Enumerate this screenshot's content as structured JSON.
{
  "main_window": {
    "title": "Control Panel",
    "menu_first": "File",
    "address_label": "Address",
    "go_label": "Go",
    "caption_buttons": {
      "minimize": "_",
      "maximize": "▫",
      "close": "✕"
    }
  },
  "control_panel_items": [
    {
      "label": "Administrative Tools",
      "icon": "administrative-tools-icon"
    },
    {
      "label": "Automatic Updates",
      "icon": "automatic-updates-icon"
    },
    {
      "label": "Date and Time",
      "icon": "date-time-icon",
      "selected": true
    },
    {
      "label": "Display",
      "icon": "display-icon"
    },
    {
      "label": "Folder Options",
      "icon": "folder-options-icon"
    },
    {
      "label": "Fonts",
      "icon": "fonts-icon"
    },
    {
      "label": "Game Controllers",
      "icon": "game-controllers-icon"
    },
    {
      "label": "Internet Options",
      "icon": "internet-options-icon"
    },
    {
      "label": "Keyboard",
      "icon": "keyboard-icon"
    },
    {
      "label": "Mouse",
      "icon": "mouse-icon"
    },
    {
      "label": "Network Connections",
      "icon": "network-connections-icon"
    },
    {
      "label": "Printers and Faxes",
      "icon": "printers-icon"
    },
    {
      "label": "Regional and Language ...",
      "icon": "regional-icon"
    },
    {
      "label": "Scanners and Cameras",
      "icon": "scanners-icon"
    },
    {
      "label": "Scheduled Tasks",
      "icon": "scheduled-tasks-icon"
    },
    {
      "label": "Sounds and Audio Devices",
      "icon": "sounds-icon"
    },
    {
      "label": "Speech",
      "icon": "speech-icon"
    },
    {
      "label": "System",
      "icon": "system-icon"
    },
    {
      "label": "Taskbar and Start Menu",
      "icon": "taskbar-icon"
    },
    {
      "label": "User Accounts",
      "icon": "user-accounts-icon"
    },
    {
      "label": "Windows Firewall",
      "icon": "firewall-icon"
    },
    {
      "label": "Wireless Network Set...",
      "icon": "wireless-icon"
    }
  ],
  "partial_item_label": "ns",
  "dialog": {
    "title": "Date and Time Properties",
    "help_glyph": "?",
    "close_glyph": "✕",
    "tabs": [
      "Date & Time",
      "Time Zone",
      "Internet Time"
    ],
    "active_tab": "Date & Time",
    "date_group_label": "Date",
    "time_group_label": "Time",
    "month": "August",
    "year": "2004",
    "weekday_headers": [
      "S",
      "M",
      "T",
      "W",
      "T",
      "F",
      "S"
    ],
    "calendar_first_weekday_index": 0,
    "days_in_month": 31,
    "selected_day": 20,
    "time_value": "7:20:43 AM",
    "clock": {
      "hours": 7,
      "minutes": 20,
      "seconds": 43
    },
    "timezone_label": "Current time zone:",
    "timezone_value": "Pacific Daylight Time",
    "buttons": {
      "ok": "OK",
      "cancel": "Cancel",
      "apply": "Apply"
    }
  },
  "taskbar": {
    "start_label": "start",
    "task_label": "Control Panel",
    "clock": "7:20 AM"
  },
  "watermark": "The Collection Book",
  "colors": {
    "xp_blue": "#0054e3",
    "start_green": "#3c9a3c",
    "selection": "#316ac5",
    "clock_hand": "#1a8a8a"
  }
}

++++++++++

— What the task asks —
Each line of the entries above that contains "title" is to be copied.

— Solution for this exercise —
    "title": "Control Panel",
    "title": "Date and Time Properties",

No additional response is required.